Yet an unimaginative approach that seeks to regulate the Internet imposes costs that would make Internet access less affordable and create a regulatory environment that runs counter to fundamental principles of freedom of speech and access to information. Joly should reject efforts to recycle stale policies and instead embrace the opportunity to shake up Canadian cultural policy.
My weekly technology law column (Toronto Star version, homepage version) argues that the starting point should be a shift in funding for Canadian content creation. The current model, which relies heavily on mandatory contributions from the Canadian broadcasting community, is in decline as revenues from the sector slowly shrink (the Canadian Radio-television and Telecommunications Commission recently reported that conventional television revenues declined by 2.4 per cent in 2015).
Read more ›
The Supreme Court of Canada issued its long-awaited decision in SODRAC v. CBC today, a case that has major implications for the role of technological neutrality in copyright. As I noted when it was argued before the court, though the case was about whether CBC should be required to pay royalties for incidental copies necessary to use new broadcast technologies, at stake was something far bigger: the future of technological neutrality under Canadian copyright law. The case offers wins and losses for both users and creators, but the manner in which the court strongly affirmed the principle of technological neutrality runs the risk of actually undermining technological adoption.
Read more ›

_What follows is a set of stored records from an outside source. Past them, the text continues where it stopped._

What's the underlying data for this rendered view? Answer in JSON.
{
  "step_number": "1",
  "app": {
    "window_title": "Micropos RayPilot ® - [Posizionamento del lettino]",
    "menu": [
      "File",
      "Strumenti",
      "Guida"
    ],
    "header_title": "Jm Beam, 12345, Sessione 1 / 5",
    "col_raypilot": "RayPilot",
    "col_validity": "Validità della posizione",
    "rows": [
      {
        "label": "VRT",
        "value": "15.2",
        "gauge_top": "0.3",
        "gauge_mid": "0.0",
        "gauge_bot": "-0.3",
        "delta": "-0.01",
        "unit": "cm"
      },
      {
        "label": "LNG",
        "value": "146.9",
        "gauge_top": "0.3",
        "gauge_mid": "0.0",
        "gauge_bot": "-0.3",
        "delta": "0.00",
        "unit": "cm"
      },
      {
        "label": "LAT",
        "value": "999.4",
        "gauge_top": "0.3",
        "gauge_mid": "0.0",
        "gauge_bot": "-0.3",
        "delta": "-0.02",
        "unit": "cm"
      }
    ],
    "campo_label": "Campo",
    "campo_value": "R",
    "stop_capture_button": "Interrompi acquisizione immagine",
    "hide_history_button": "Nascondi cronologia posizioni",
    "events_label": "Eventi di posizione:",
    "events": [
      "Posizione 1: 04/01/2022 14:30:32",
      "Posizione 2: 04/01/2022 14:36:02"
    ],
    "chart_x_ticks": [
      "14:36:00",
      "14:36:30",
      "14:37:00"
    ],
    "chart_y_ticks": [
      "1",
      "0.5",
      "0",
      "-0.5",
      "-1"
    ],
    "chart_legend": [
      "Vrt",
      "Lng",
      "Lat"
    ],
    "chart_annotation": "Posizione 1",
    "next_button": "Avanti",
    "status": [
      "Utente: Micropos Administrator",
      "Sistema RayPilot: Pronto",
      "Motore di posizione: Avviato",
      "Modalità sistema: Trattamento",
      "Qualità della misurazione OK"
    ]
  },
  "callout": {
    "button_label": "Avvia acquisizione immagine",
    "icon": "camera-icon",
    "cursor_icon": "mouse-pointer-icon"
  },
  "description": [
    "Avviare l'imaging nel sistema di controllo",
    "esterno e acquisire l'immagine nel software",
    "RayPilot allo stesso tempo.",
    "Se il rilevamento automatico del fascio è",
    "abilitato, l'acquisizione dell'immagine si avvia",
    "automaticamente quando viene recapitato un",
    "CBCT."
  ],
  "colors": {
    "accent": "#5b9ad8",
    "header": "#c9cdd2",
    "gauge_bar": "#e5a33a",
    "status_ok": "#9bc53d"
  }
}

Hubert Lacroix, the president of the CBC, recently placed the future of the Canada’s national public broadcaster on the electoral map with comments aimed sparking a renewed debate on future funding models. Lacroix disputed claims that low ratings are to blame for the CBC’s financial struggles, instead pointing to the need to consider alternative fee schemes, including new levies on Internet providers or supplementary charges on television purchases.
While disagreement over CBC funding is as old as the broadcaster itself, the more uncomfortable discussion for the CBC is its coverage of the current election campaign – particularly its approach to national debates and political party advertising – which raises troubling questions about its relevance in the current media environment.
My weekly technology law column (Toronto Star version, homepage version) suggests that most would agree that the CBC features an excellent group of reporters and boasts insightful analysts for its panel discussions. However, rather than working to make itself an invaluable resource for the election, the CBC has been unnecessarily restrictive in its broadcasting choices and in the use of its content.
Read more ›